Nov 23, 2019 | Program Development, Evaluations

 By X&O Labs Staff

Twitter: @XandOLabs

 

Why do a small group of high school football programs win multiple championships year after year? 

Our research staff at X&O Labs found the answer. They’ve discovered programs that win more local and state championships do things differently than those programs that have not found success.

To clarify... you're probably doing the same things as those championship programs, but they're just doing them differently.

Over the next few weeks, we will be releasing some very important discoveries found in our High School Football Program Development Study. What we found suggests that just making a few changes to what you’re already doing could be the one thing you need to spark your program.

This week, we’re going to start at square one: Student-Athletes. The following report was written by Mike Kirschner, the Head Coach at Ben Davis High School (IN), and is featured in the High School Football Program Development Study.

There are few programs better to lead off this series on developing a high school football program than Ben Davis High School. They’ve won 1 national championship, 8 state championships, 10 semi-state titles, 15 regional titles, 20 sectional titles and 9 MIC titles.
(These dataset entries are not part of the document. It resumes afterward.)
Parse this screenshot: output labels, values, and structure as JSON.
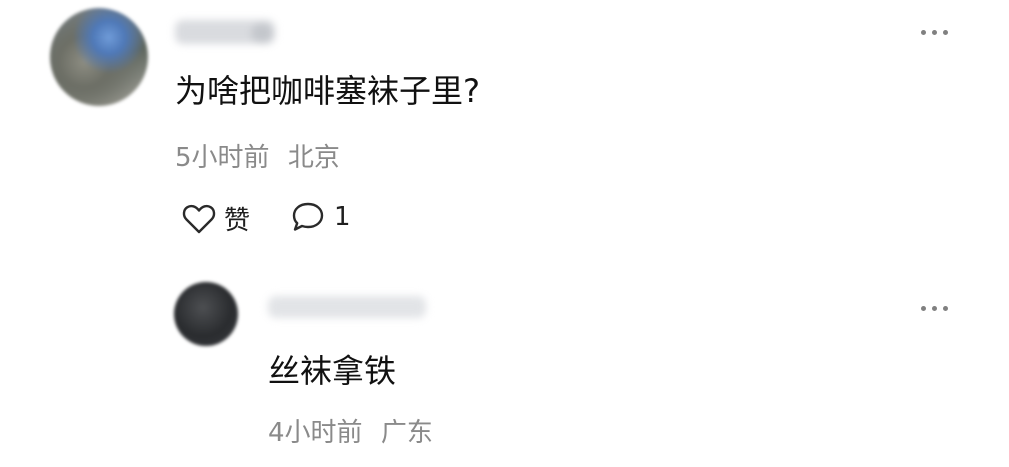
{
  "comment": {
    "text": "为啥把咖啡塞袜子里?",
    "time": "5小时前",
    "location": "北京",
    "like_label": "赞",
    "reply_count": "1"
  },
  "reply": {
    "text": "丝袜拿铁",
    "time": "4小时前",
    "location": "广东"
  },
  "icons": {
    "like": "heart-icon",
    "comment": "comment-bubble-icon",
    "more": "more-dots-icon"
  }
}
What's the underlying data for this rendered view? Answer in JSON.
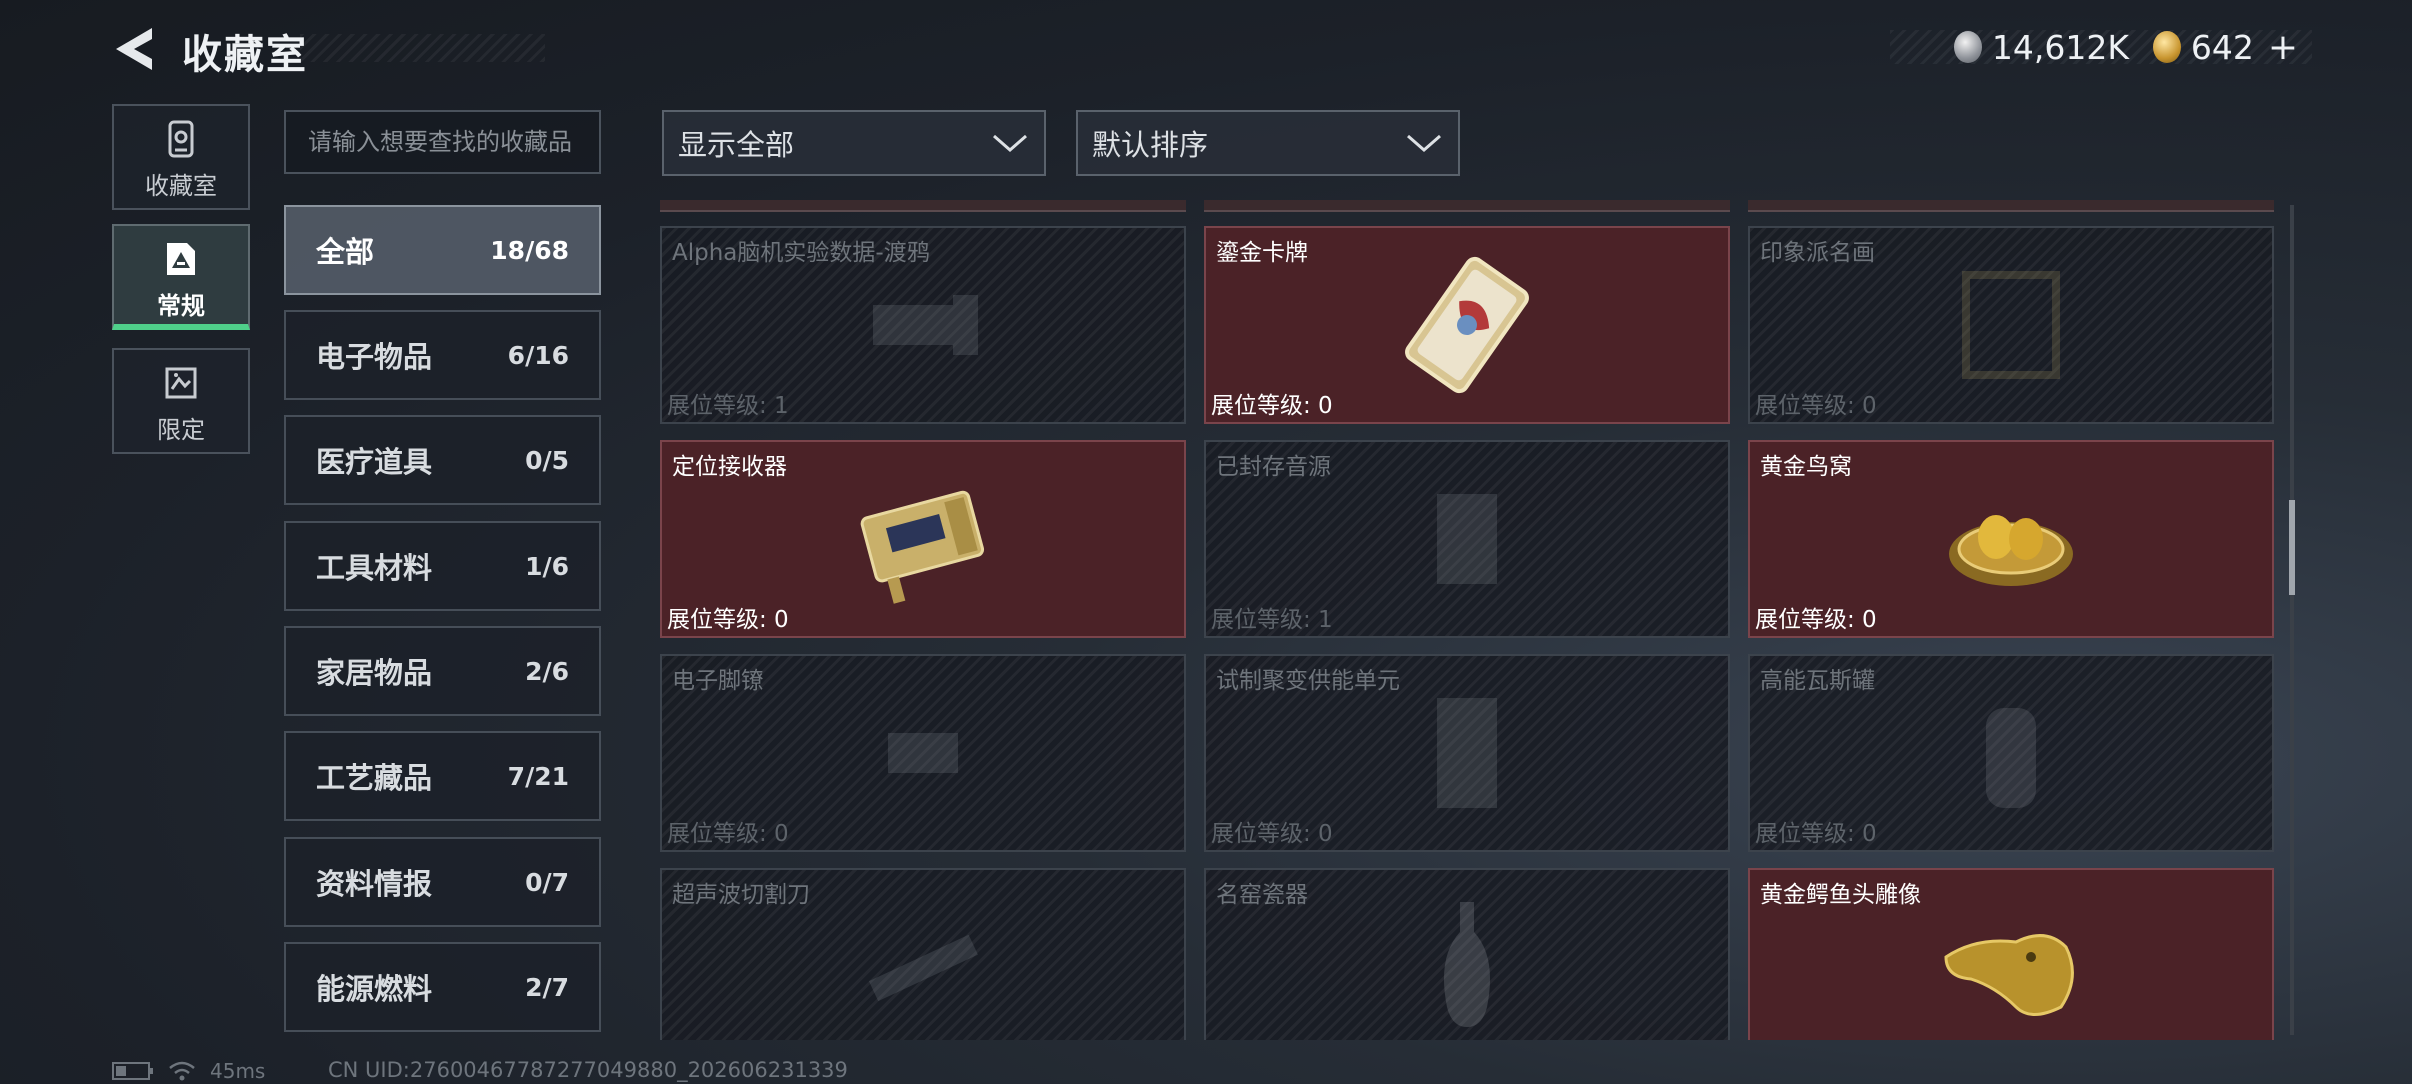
{
  "header": {
    "title": "收藏室",
    "currency_silver": "14,612K",
    "currency_gold": "642",
    "add_symbol": "+"
  },
  "side_tabs": [
    {
      "label": "收藏室"
    },
    {
      "label": "常规"
    },
    {
      "label": "限定"
    }
  ],
  "search": {
    "placeholder": "请输入想要查找的收藏品"
  },
  "filters": {
    "display": "显示全部",
    "sort": "默认排序"
  },
  "categories": [
    {
      "name": "全部",
      "count": "18/68"
    },
    {
      "name": "电子物品",
      "count": "6/16"
    },
    {
      "name": "医疗道具",
      "count": "0/5"
    },
    {
      "name": "工具材料",
      "count": "1/6"
    },
    {
      "name": "家居物品",
      "count": "2/6"
    },
    {
      "name": "工艺藏品",
      "count": "7/21"
    },
    {
      "name": "资料情报",
      "count": "0/7"
    },
    {
      "name": "能源燃料",
      "count": "2/7"
    }
  ],
  "items": [
    {
      "name": "Alpha脑机实验数据-渡鸦",
      "level": "展位等级: 1",
      "owned": false,
      "icon": "brain-device-icon"
    },
    {
      "name": "鎏金卡牌",
      "level": "展位等级: 0",
      "owned": true,
      "icon": "gilded-card-icon"
    },
    {
      "name": "印象派名画",
      "level": "展位等级: 0",
      "owned": false,
      "icon": "painting-icon"
    },
    {
      "name": "定位接收器",
      "level": "展位等级: 0",
      "owned": true,
      "icon": "receiver-icon"
    },
    {
      "name": "已封存音源",
      "level": "展位等级: 1",
      "owned": false,
      "icon": "audio-source-icon"
    },
    {
      "name": "黄金鸟窝",
      "level": "展位等级: 0",
      "owned": true,
      "icon": "golden-nest-icon"
    },
    {
      "name": "电子脚镣",
      "level": "展位等级: 0",
      "owned": false,
      "icon": "ankle-monitor-icon"
    },
    {
      "name": "试制聚变供能单元",
      "level": "展位等级: 0",
      "owned": false,
      "icon": "fusion-unit-icon"
    },
    {
      "name": "高能瓦斯罐",
      "level": "展位等级: 0",
      "owned": false,
      "icon": "gas-canister-icon"
    },
    {
      "name": "超声波切割刀",
      "level": "",
      "owned": false,
      "icon": "ultrasonic-cutter-icon"
    },
    {
      "name": "名窑瓷器",
      "level": "",
      "owned": false,
      "icon": "porcelain-vase-icon"
    },
    {
      "name": "黄金鳄鱼头雕像",
      "level": "",
      "owned": true,
      "icon": "golden-crocodile-icon"
    }
  ],
  "status": {
    "ping": "45ms",
    "uid": "CN UID:27600467787277049880_202606231339"
  },
  "colors": {
    "owned_card": "#4b2227",
    "active_tab_accent": "#4fd08a",
    "background": "#1c2129"
  }
}
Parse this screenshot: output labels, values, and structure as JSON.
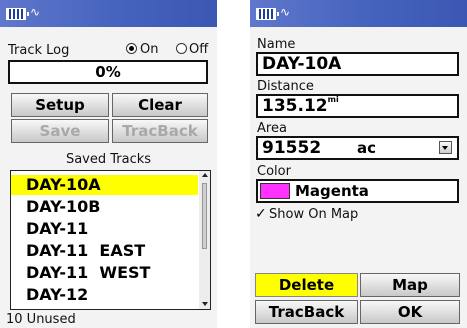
{
  "left": {
    "status": {
      "satellite_glyph": "∿"
    },
    "track_log": {
      "label": "Track Log",
      "on_label": "On",
      "off_label": "Off",
      "selected": "On",
      "percent": "0%"
    },
    "buttons": {
      "setup": "Setup",
      "clear": "Clear",
      "save": "Save",
      "trackback": "TracBack"
    },
    "saved_tracks": {
      "title": "Saved Tracks",
      "items": [
        "DAY-10A",
        "DAY-10B",
        "DAY-11",
        "DAY-11  EAST",
        "DAY-11  WEST",
        "DAY-12"
      ],
      "selected_index": 0
    },
    "footer": "10 Unused"
  },
  "right": {
    "status": {
      "satellite_glyph": "∿"
    },
    "name": {
      "label": "Name",
      "value": "DAY-10A"
    },
    "distance": {
      "label": "Distance",
      "value": "135.12",
      "unit": "mi"
    },
    "area": {
      "label": "Area",
      "value": "91552",
      "unit": "ac"
    },
    "color": {
      "label": "Color",
      "value": "Magenta",
      "swatch": "#ff33ff"
    },
    "show_on_map": {
      "label": "Show On Map",
      "checked": true,
      "check_glyph": "✓"
    },
    "buttons": {
      "delete": "Delete",
      "map": "Map",
      "trackback": "TracBack",
      "ok": "OK"
    }
  },
  "colors": {
    "titlebar": "#4563bd",
    "highlight": "#ffff00",
    "screen_bg": "#f3f3f3"
  }
}
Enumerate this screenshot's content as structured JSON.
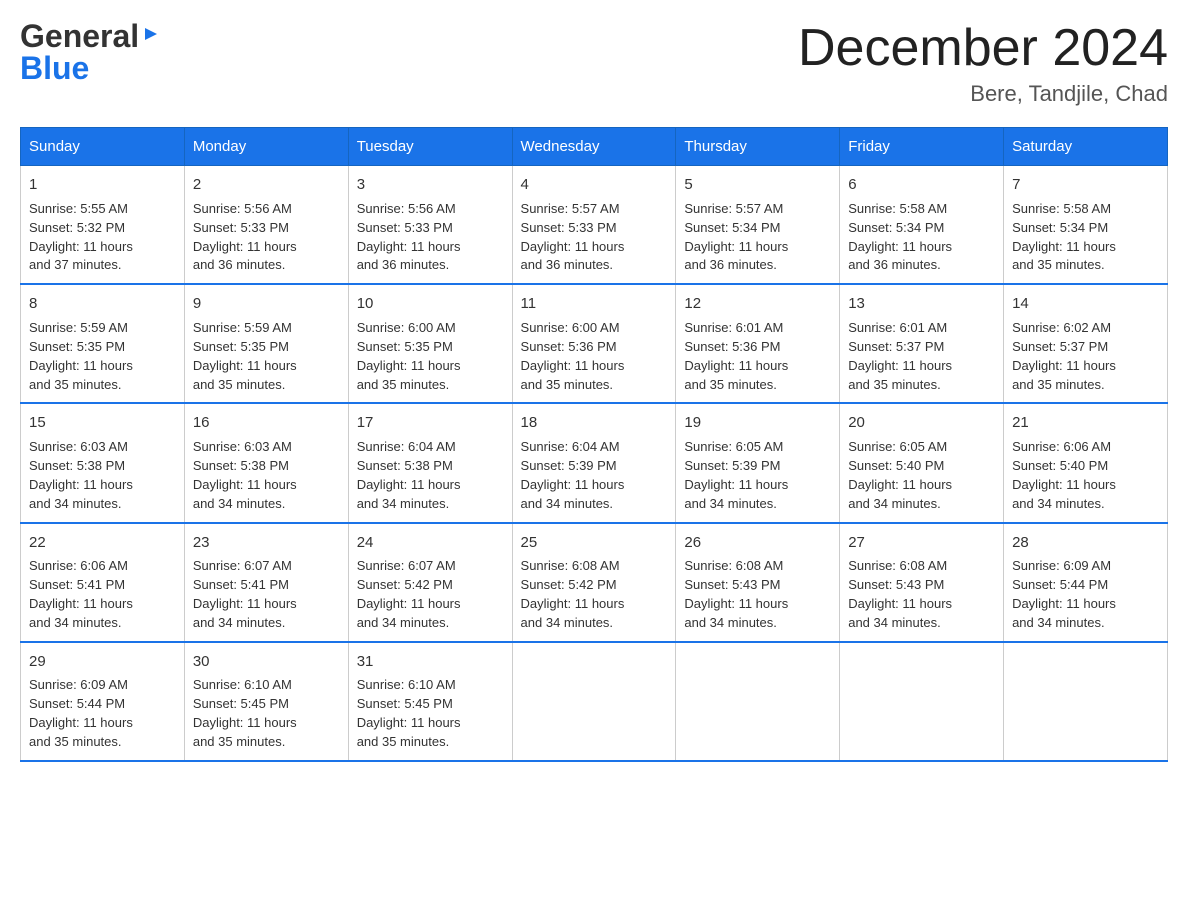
{
  "logo": {
    "line1": "General",
    "triangle": "▶",
    "line2": "Blue"
  },
  "title": {
    "month": "December 2024",
    "location": "Bere, Tandjile, Chad"
  },
  "days_of_week": [
    "Sunday",
    "Monday",
    "Tuesday",
    "Wednesday",
    "Thursday",
    "Friday",
    "Saturday"
  ],
  "weeks": [
    [
      {
        "day": "1",
        "sunrise": "5:55 AM",
        "sunset": "5:32 PM",
        "daylight": "11 hours and 37 minutes."
      },
      {
        "day": "2",
        "sunrise": "5:56 AM",
        "sunset": "5:33 PM",
        "daylight": "11 hours and 36 minutes."
      },
      {
        "day": "3",
        "sunrise": "5:56 AM",
        "sunset": "5:33 PM",
        "daylight": "11 hours and 36 minutes."
      },
      {
        "day": "4",
        "sunrise": "5:57 AM",
        "sunset": "5:33 PM",
        "daylight": "11 hours and 36 minutes."
      },
      {
        "day": "5",
        "sunrise": "5:57 AM",
        "sunset": "5:34 PM",
        "daylight": "11 hours and 36 minutes."
      },
      {
        "day": "6",
        "sunrise": "5:58 AM",
        "sunset": "5:34 PM",
        "daylight": "11 hours and 36 minutes."
      },
      {
        "day": "7",
        "sunrise": "5:58 AM",
        "sunset": "5:34 PM",
        "daylight": "11 hours and 35 minutes."
      }
    ],
    [
      {
        "day": "8",
        "sunrise": "5:59 AM",
        "sunset": "5:35 PM",
        "daylight": "11 hours and 35 minutes."
      },
      {
        "day": "9",
        "sunrise": "5:59 AM",
        "sunset": "5:35 PM",
        "daylight": "11 hours and 35 minutes."
      },
      {
        "day": "10",
        "sunrise": "6:00 AM",
        "sunset": "5:35 PM",
        "daylight": "11 hours and 35 minutes."
      },
      {
        "day": "11",
        "sunrise": "6:00 AM",
        "sunset": "5:36 PM",
        "daylight": "11 hours and 35 minutes."
      },
      {
        "day": "12",
        "sunrise": "6:01 AM",
        "sunset": "5:36 PM",
        "daylight": "11 hours and 35 minutes."
      },
      {
        "day": "13",
        "sunrise": "6:01 AM",
        "sunset": "5:37 PM",
        "daylight": "11 hours and 35 minutes."
      },
      {
        "day": "14",
        "sunrise": "6:02 AM",
        "sunset": "5:37 PM",
        "daylight": "11 hours and 35 minutes."
      }
    ],
    [
      {
        "day": "15",
        "sunrise": "6:03 AM",
        "sunset": "5:38 PM",
        "daylight": "11 hours and 34 minutes."
      },
      {
        "day": "16",
        "sunrise": "6:03 AM",
        "sunset": "5:38 PM",
        "daylight": "11 hours and 34 minutes."
      },
      {
        "day": "17",
        "sunrise": "6:04 AM",
        "sunset": "5:38 PM",
        "daylight": "11 hours and 34 minutes."
      },
      {
        "day": "18",
        "sunrise": "6:04 AM",
        "sunset": "5:39 PM",
        "daylight": "11 hours and 34 minutes."
      },
      {
        "day": "19",
        "sunrise": "6:05 AM",
        "sunset": "5:39 PM",
        "daylight": "11 hours and 34 minutes."
      },
      {
        "day": "20",
        "sunrise": "6:05 AM",
        "sunset": "5:40 PM",
        "daylight": "11 hours and 34 minutes."
      },
      {
        "day": "21",
        "sunrise": "6:06 AM",
        "sunset": "5:40 PM",
        "daylight": "11 hours and 34 minutes."
      }
    ],
    [
      {
        "day": "22",
        "sunrise": "6:06 AM",
        "sunset": "5:41 PM",
        "daylight": "11 hours and 34 minutes."
      },
      {
        "day": "23",
        "sunrise": "6:07 AM",
        "sunset": "5:41 PM",
        "daylight": "11 hours and 34 minutes."
      },
      {
        "day": "24",
        "sunrise": "6:07 AM",
        "sunset": "5:42 PM",
        "daylight": "11 hours and 34 minutes."
      },
      {
        "day": "25",
        "sunrise": "6:08 AM",
        "sunset": "5:42 PM",
        "daylight": "11 hours and 34 minutes."
      },
      {
        "day": "26",
        "sunrise": "6:08 AM",
        "sunset": "5:43 PM",
        "daylight": "11 hours and 34 minutes."
      },
      {
        "day": "27",
        "sunrise": "6:08 AM",
        "sunset": "5:43 PM",
        "daylight": "11 hours and 34 minutes."
      },
      {
        "day": "28",
        "sunrise": "6:09 AM",
        "sunset": "5:44 PM",
        "daylight": "11 hours and 34 minutes."
      }
    ],
    [
      {
        "day": "29",
        "sunrise": "6:09 AM",
        "sunset": "5:44 PM",
        "daylight": "11 hours and 35 minutes."
      },
      {
        "day": "30",
        "sunrise": "6:10 AM",
        "sunset": "5:45 PM",
        "daylight": "11 hours and 35 minutes."
      },
      {
        "day": "31",
        "sunrise": "6:10 AM",
        "sunset": "5:45 PM",
        "daylight": "11 hours and 35 minutes."
      },
      null,
      null,
      null,
      null
    ]
  ],
  "labels": {
    "sunrise": "Sunrise:",
    "sunset": "Sunset:",
    "daylight": "Daylight:"
  }
}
In the following report, Coach Kirschner tells a very personal story detailing how he changed the structure – and the effectiveness – of his off-season meetings with his players. As you’re about to learn, what Coach Kirschner did built a deep bond between himself and his players, leading him to become a more effective coach and mentor.

 

“I began right there… to ask myself

some serious questions.”

 

By Mike Kirschner, Head Coach, Ben Davis High School (IN)

bendavis

Every January I have the pleasure of attending the American Football Coaches Association national convention. I attend these conventions not so much for the X’s and O’s, but for ideas on motivation, leadership, organization, etc. Towards the end of one of the days, I decided to stay for a topic titled ‘Social Issues’ hosted by legendary coaches Bobby Bowden of Florida State and Dick Tomey of Arizona.

During their lecture they discussed issues like drugs, alcohol, suicide and single parent homes. At one point during the lecture, Coach Tomey spoke about how he used to invite his seniors over to his house and they would take turns talking about their personal lives.

As I sat listening, my mind kept going back to Coach Tomey’s idea of the players sharing their life stories. I began right there, to ask myself some serious questions. I started with the most important; do I really know my players? Do my players really know each other? Do my players really know me?